1. Collaborate and communicate

At Manor ISD, every workplace injury sets in motion a collaborative process that thrives on communication among injured employees, their doctors, and their TASB adjusters. By maintaining communication, the district ensures everyone understands their role in the return-to-work process and has the information they need to fulfill their responsibilities. Regular communication with injured employees also sends a strong message that leadership cares about their well-being and values their contributions.

2. Set expectations

Every injured employee should understand that the organization’s goal is to bring them back to work safely and quickly. Incorporate the return-to-work program into your employee onboarding process. Consider hosting brown bag return-to-work meetings as a follow-up. You can also include FAQs and timely articles about the program in your employee newsletter.

3. Write detailed job descriptions

Henderson recommends maintaining detailed job descriptions that include the physical demands of every position. The information makes it easy to complete Form DWC-74, which helps doctors evaluate whether injured employees can return to their normal job duties. Manor ISD department directors include job descriptions in their annual review of the safety program.

4. Commit to continuous improvement

Is your organization serving more students than it was just a few years ago, like Manor ISD? Have you created positions that introduced new workplace injury risks? Organizations evolve and return-to-work programs must evolve, too. Henderson works with supervisors to identify and eliminate gaps in the return-to-work program. The team uses the district’s online loss run reports to zero in on injury and claim trends that drive costs up and productivity down.

5. Focus on safety
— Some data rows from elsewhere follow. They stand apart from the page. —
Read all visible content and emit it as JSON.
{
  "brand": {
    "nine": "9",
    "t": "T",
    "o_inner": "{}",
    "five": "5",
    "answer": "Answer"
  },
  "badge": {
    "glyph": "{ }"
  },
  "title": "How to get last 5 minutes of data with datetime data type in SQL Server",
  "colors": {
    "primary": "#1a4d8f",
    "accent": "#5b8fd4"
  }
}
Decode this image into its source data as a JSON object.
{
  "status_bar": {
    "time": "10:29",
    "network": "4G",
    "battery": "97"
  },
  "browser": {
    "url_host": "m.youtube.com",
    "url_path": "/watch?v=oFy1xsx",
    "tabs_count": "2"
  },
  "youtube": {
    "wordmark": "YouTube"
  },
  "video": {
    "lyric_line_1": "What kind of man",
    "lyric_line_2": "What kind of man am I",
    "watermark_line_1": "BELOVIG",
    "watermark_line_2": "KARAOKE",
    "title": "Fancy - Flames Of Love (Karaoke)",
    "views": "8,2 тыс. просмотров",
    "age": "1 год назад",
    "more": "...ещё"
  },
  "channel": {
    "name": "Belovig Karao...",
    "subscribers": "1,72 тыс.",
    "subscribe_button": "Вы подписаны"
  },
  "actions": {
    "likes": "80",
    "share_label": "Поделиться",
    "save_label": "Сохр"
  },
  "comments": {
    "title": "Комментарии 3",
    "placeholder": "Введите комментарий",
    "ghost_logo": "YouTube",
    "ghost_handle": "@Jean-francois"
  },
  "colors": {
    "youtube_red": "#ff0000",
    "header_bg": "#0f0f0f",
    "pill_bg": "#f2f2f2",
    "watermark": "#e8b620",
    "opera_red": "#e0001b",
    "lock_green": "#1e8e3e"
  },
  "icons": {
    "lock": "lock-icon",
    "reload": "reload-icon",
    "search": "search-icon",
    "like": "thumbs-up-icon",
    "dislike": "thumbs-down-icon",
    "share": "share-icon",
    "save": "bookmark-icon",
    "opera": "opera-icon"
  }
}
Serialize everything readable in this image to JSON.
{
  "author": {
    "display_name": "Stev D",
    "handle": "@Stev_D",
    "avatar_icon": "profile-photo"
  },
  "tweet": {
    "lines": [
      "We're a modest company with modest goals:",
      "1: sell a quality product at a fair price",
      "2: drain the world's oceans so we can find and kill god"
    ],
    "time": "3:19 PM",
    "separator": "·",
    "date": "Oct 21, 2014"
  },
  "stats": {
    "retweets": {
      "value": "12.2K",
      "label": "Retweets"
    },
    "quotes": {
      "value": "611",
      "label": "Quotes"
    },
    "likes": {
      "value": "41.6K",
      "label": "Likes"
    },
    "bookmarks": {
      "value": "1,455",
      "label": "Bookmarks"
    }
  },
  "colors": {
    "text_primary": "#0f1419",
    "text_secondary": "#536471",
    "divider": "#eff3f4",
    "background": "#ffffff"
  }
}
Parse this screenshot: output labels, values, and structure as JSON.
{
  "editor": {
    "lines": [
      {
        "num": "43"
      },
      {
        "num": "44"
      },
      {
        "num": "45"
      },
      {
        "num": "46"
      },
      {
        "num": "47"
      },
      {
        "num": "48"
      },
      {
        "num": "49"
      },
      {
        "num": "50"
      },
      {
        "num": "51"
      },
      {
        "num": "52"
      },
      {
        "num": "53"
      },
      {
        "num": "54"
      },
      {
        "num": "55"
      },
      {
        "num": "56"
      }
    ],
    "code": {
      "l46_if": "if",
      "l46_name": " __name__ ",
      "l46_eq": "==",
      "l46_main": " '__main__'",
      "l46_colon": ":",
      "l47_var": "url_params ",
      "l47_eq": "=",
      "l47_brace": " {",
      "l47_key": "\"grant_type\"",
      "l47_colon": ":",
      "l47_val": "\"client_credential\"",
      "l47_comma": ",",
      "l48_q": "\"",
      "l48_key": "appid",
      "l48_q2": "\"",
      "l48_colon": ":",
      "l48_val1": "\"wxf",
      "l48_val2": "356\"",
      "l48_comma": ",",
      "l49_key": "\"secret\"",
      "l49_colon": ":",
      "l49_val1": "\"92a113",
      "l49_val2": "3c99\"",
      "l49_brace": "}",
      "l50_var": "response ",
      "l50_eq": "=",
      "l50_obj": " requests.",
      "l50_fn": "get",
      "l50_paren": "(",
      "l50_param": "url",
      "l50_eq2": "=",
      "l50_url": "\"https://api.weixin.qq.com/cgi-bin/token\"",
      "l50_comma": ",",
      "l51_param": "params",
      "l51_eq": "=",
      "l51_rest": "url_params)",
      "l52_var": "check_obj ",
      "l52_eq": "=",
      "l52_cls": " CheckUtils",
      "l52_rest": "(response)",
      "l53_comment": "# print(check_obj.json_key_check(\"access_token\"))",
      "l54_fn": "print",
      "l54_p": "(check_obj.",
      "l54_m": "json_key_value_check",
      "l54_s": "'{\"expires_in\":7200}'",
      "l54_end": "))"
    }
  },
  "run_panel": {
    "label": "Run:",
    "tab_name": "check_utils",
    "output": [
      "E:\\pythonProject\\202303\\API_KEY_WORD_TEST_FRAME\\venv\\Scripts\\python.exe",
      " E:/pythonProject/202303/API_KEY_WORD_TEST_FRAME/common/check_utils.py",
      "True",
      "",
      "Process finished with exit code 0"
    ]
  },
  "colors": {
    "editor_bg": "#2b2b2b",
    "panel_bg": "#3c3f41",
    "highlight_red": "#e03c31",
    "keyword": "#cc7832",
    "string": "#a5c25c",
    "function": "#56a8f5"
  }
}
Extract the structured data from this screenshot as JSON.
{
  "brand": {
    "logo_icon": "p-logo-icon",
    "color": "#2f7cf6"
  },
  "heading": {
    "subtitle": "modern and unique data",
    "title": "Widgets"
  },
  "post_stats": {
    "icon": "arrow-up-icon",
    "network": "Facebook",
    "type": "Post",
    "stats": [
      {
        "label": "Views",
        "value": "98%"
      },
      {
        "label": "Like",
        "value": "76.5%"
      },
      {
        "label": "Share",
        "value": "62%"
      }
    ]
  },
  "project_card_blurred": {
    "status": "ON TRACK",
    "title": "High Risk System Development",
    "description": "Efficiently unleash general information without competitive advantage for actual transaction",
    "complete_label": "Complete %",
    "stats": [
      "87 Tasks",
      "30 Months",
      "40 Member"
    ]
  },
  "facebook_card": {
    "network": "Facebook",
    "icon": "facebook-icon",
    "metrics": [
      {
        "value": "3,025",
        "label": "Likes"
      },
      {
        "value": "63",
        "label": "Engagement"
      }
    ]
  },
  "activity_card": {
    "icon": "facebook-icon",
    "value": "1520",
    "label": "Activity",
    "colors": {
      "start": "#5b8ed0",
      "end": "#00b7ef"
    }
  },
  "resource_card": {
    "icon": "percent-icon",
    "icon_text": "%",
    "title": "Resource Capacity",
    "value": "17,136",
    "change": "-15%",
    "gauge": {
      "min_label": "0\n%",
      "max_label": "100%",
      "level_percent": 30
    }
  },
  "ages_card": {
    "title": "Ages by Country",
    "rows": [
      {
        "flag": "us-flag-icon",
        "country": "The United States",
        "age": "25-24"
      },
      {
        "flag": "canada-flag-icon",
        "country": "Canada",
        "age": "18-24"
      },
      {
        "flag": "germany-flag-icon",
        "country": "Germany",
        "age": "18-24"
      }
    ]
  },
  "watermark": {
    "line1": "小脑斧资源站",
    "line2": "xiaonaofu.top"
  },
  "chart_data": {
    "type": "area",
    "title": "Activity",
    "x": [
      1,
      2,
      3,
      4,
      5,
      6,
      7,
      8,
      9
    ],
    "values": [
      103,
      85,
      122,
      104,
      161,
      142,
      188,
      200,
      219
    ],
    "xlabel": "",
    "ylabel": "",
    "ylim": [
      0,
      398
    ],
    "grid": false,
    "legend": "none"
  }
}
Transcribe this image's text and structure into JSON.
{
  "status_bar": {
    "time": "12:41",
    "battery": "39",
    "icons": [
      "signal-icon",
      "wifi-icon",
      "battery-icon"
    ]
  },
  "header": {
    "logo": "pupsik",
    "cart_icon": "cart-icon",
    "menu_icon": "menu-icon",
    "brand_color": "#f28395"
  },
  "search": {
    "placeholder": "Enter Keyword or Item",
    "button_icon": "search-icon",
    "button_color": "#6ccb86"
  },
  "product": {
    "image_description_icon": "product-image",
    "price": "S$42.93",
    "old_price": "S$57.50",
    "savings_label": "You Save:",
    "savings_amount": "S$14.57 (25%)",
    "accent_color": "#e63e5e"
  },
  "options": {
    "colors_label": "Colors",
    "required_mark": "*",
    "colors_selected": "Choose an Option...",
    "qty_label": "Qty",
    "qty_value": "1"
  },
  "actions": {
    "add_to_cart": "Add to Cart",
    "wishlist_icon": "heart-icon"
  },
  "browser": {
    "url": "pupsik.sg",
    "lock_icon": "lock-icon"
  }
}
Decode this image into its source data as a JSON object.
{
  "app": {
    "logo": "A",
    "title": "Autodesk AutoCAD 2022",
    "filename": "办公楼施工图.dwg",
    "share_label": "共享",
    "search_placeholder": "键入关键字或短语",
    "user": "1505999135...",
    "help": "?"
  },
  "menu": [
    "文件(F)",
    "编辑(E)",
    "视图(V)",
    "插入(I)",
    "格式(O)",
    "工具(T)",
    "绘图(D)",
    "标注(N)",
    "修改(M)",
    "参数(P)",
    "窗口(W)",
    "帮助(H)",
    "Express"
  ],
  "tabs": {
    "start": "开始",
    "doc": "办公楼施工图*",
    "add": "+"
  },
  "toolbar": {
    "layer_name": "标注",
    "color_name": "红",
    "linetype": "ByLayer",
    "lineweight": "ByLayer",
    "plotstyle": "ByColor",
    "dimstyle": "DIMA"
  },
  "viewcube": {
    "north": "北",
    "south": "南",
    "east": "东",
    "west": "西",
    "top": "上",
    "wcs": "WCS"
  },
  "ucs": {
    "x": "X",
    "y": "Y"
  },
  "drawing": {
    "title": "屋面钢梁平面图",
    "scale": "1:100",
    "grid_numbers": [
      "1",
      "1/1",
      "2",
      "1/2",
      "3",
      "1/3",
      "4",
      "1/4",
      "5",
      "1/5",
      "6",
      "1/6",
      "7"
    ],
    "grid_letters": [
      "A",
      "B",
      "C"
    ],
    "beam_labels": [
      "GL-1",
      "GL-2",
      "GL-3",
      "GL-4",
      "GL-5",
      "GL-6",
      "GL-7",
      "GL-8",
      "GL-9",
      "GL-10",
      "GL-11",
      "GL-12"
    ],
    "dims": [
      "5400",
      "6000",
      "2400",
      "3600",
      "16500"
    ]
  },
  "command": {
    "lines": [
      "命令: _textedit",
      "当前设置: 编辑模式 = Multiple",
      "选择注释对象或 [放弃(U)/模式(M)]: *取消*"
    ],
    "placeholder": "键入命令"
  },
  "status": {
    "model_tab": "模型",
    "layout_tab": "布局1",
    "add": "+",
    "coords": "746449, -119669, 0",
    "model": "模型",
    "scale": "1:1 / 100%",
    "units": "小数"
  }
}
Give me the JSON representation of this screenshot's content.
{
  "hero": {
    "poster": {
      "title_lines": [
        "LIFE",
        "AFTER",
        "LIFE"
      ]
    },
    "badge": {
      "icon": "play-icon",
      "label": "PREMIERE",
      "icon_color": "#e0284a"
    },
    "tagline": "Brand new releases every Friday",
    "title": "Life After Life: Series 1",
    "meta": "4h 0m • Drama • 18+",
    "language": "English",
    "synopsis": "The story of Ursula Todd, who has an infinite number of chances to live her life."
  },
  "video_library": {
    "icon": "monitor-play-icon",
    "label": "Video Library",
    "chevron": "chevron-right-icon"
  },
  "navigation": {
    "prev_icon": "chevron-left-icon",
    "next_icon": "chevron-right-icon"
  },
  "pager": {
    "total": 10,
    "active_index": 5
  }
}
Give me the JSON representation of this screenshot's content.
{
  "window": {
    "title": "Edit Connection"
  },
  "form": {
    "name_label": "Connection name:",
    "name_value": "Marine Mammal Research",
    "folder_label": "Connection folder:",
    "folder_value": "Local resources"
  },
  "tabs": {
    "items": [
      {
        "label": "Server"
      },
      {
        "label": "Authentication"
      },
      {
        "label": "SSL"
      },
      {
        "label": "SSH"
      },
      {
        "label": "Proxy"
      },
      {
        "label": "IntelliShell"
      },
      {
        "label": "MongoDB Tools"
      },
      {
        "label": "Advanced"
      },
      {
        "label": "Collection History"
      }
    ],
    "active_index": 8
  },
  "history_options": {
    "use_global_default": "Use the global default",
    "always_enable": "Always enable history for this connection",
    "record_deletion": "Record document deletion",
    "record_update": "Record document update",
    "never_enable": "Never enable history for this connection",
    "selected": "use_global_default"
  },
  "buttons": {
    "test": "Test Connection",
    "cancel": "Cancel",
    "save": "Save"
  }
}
The best way to reduce claim costs is to prevent accidents. Manor ISD takes advantage of online safety training through the Fund. The online modules are powerful tools for proactively training employees and refreshing the training when accidents happen. The district also benefits from in-person training by their  risk solutions consultant, as well as position-specific employee handbooks.

Expert help from the Fund

The Fund’s return-to-work (RTW) guide provides step-by-step instructions on creating an RTW program customized for Fund Workers’ Compensation program members. Resources include a modified duty job bank tailored for administrative, maintenance, custodial, and food service personnel. Workers’ Compensation program members can access the guide by visiting myTASB and entering their login credentials.

Even a simple idea can make a difference

The Fund’s Excellence Award program recognizes members who implement exemplary solutions to risk management challenges. Manor ISD and our other winners earn a $1,000 honorarium to apply toward their risk management initiatives. We also recognize them in front of their peers during our Members’ Conference. The Excellence Awards application opens every year, November through January.

Tagged: "Excellence Awards", "return to work", "workplace safety"